An ad that runs in a separate ad window associated with a concurrently displayed banner. In normal practice, the content and banner are rendered first and the daughter window appears thereafter.

Demographics

Common characteristics used for population or audience segmentation, such as age, gender, household income, etc.

Digital signatures

Signatures for electronic documents. They establish identity and therefore can be used to establish legal responsibility and the complete authenticity of whatever they are affixed to in effect, creating a tamper proof seal.

Digital Video Server

A robust, dedicated computer at a central location that receives command requests from the television viewer through a video on demand application. Once it receives this request, it then instantly broadcasts specific digital video streams to that viewer.

Display Advertising

A form of online advertising where an advertiser’s message is shown on a destination web page, generally set off in a box at the top or bottom or to one side of the content of the page.

DHTML (Dynamic Hypertext Markup Language)

An extended set of HTML commands which are used by Web designers to create much greater animation and interactivity than HTML.
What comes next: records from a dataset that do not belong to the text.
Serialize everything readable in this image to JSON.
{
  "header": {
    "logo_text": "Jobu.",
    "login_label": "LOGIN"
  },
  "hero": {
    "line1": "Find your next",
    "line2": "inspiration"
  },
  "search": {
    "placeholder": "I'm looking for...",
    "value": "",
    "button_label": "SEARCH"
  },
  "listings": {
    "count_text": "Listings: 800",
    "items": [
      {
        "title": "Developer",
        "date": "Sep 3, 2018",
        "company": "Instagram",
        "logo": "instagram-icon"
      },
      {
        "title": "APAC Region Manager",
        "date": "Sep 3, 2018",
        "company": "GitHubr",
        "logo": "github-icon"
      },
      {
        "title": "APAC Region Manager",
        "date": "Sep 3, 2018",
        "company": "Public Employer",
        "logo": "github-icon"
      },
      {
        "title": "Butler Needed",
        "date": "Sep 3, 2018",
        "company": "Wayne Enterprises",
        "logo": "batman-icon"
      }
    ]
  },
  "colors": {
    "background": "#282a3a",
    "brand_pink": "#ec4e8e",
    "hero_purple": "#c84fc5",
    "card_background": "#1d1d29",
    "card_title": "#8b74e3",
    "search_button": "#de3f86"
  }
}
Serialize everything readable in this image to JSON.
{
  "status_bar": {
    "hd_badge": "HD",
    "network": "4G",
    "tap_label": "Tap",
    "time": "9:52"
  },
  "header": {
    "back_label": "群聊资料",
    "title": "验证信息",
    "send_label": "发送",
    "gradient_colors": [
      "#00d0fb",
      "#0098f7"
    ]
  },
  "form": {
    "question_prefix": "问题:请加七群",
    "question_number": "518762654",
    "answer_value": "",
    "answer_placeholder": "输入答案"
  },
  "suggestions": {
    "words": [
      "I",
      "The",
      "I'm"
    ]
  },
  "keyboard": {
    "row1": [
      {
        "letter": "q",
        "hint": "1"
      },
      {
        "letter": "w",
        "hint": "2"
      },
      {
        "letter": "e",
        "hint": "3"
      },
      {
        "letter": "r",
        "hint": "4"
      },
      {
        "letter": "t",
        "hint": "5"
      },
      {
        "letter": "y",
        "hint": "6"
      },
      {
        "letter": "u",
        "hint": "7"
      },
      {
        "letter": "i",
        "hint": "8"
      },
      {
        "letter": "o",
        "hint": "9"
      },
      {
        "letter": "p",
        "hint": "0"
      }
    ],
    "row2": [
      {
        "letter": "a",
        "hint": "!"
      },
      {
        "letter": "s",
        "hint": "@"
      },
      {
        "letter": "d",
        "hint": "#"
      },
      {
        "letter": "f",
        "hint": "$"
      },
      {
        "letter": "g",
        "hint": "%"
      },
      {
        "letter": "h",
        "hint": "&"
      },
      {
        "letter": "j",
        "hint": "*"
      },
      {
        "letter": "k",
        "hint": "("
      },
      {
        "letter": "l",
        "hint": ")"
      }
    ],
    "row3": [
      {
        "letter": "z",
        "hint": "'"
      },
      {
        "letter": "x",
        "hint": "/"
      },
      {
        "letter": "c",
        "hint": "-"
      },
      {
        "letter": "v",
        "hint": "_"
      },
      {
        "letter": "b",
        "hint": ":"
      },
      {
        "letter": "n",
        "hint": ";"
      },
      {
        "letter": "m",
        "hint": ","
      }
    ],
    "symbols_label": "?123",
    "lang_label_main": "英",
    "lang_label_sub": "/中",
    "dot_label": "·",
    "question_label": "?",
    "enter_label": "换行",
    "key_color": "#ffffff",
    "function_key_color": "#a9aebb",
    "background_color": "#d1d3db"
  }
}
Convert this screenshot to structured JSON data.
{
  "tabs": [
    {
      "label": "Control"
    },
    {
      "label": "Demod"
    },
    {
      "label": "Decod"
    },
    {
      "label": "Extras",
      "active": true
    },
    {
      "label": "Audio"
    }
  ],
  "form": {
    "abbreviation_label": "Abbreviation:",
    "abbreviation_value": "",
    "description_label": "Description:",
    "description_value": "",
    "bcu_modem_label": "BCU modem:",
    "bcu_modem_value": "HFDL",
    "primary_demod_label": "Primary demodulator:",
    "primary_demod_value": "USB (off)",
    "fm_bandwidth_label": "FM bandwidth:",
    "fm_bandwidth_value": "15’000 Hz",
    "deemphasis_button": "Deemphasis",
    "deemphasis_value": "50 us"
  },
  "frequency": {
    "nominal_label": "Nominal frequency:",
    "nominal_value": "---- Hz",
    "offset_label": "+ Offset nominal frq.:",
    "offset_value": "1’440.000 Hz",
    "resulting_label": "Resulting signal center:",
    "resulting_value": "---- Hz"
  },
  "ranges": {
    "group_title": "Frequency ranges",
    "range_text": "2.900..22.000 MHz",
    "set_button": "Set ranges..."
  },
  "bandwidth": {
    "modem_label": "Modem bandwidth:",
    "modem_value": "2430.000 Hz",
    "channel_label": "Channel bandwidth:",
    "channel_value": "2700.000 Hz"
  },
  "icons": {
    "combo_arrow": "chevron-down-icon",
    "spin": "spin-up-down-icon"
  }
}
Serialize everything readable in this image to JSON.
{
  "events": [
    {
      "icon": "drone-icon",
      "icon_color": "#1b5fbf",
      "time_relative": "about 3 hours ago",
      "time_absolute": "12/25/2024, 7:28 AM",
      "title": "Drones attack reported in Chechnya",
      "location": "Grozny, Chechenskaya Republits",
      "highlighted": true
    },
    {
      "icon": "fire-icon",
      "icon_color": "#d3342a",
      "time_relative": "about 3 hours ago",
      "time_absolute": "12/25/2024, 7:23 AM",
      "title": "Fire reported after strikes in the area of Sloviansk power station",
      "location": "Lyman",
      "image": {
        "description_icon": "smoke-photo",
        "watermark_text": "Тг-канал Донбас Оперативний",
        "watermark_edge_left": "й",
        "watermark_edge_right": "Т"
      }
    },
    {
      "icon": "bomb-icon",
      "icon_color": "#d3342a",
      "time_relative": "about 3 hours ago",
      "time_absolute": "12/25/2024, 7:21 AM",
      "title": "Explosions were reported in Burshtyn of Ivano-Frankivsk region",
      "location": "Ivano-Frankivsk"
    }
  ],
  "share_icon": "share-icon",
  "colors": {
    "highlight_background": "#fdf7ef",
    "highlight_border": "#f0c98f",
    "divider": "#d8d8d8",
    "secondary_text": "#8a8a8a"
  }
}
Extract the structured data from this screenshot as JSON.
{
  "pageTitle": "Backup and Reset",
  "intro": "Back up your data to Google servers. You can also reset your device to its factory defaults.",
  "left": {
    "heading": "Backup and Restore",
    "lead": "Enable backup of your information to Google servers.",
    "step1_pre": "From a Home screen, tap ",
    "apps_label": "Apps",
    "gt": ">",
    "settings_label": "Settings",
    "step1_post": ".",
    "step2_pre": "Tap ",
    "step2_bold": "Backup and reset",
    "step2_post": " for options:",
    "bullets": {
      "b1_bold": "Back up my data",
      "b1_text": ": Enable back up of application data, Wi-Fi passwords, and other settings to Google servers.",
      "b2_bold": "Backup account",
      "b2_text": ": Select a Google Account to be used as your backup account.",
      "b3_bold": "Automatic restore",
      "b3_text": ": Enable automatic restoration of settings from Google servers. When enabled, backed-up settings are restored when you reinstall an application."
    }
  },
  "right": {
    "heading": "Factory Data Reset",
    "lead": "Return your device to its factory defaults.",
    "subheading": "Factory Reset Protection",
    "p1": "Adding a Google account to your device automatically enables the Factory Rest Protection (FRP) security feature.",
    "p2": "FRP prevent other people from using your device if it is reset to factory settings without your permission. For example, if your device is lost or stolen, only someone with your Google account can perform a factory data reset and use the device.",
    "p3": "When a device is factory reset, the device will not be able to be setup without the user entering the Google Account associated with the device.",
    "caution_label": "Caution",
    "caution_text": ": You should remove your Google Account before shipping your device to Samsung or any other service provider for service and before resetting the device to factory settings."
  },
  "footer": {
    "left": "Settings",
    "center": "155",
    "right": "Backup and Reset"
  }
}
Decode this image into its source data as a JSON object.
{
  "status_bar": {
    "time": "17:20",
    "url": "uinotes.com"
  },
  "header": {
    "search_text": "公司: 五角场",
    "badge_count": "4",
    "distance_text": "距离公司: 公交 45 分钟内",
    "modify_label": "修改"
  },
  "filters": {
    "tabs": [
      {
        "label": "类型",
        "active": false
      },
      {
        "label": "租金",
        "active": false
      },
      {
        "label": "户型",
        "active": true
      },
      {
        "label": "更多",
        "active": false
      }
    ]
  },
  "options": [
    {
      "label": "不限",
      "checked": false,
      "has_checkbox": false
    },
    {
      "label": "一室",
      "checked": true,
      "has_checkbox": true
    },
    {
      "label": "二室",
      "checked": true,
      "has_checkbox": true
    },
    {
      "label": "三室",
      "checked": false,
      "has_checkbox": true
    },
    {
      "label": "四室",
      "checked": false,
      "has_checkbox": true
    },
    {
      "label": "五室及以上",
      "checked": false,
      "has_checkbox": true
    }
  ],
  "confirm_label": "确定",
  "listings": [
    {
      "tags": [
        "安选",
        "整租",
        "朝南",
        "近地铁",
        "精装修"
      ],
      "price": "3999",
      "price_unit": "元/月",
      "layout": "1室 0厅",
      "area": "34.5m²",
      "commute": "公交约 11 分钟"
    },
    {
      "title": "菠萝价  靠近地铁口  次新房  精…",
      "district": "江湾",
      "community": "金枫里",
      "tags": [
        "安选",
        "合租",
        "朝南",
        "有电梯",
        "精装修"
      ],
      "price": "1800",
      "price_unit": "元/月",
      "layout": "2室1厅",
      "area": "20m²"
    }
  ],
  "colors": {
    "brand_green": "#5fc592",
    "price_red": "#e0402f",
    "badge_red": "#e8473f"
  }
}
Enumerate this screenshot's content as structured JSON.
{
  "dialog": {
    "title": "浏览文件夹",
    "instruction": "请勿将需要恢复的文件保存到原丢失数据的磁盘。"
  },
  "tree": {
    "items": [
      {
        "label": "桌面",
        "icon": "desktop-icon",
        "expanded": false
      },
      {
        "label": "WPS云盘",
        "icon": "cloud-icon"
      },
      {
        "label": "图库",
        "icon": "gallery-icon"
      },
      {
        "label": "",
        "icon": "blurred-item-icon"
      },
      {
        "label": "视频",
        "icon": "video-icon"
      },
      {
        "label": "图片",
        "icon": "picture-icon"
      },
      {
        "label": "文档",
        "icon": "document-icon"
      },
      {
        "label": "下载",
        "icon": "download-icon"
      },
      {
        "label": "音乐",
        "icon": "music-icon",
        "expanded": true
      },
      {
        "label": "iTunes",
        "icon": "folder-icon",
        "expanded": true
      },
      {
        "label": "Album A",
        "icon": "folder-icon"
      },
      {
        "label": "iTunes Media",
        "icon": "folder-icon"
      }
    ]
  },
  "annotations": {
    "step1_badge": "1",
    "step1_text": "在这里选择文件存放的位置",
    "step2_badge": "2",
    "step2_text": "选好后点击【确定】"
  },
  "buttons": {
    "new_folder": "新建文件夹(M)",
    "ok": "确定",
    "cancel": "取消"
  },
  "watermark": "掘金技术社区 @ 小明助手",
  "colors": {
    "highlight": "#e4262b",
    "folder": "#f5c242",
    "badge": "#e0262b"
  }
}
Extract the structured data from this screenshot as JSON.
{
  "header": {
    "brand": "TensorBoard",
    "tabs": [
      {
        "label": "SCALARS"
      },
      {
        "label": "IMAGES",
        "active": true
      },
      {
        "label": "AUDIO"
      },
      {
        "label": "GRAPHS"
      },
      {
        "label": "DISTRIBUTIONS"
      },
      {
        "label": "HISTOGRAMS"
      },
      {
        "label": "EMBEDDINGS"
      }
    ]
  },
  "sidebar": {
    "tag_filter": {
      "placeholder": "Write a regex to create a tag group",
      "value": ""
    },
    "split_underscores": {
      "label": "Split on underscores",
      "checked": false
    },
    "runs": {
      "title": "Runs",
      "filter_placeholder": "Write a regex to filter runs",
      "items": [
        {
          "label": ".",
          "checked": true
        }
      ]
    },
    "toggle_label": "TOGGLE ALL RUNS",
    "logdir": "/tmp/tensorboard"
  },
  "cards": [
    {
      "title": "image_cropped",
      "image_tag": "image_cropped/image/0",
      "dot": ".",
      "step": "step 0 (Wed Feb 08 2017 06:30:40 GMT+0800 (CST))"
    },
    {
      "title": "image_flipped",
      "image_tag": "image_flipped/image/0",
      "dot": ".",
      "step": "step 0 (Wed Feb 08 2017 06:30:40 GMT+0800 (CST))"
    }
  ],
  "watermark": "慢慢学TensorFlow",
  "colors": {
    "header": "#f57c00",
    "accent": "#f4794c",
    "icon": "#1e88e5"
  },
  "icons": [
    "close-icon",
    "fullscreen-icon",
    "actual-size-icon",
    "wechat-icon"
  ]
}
Domain name

The unique name that identifies an Internet site. Every domain name consists of one top or high level and one or more lower level designators. Top level domains (TLDs) are either generic or geographic. Generic top level domains include .com(commercial), .net (network), .edu (educational), .org (organizational, public or non commercial), .gov (governmental), .mil (military); .biz (business), .info (informational),.name (personal), .pro (professional), .aero (air transport and civil aviation), .coop (business cooperatives such as credit unions) and .museum. Geographic domains designate countries of origin, such as .us (United States), .fr (France), .uk (United Kingdom), etc.

DPO (Distinct Point of Origin)

A unique address from which a browser connects to a website on the Internet.

Drill down

When an online user accesses more and more pages of the website, i.e., he or she goes deeper into the content of the site.

DSL (Digital Subscriber Line)

A high speed dedicated digital circuit from a given location to the telephone company's central office, using normal copper telephone lines. DSL is the main form of consumer broadband worldwide. DSL is a general term that includes several variations: ADSL (Asymmetric Digital Subscriber Line), ranging up to 1.5 Mbps; HDSL (High bit rate Digital Subscriber Line), 1.5Mbps; SDSL (Single line Digital Subscriber Line), 1.5 Mbps; VDSL (Very high data rate Digital Subscriber Line), ranging up to 2.3Mbps; and RDSL (Rate Adaptive Digital Subscriber Line), various speeds.

Dynamic ad insertion

The process by which an ad is inserted into a page in response to a user's request. Dynamic ad placement allows alteration of specific ads placed on a page based on any data available to the placement program. At its simplest, dynamic ad placement allows for multiple ads to be rotated through one or more spaces. In more sophisticated examples, the ad placement could be affected by demographic data or usage history for the current user.

Dynamic IP address

An IP address (assigned by an ISP to a client PC) that changes periodically.

Dynamic rotation

Delivery of ads on a rotating, random basis so that users are exposed to different

ads and ads are served in different pages of the site.

Source: Interactive Advertising Bureau www.iab.net/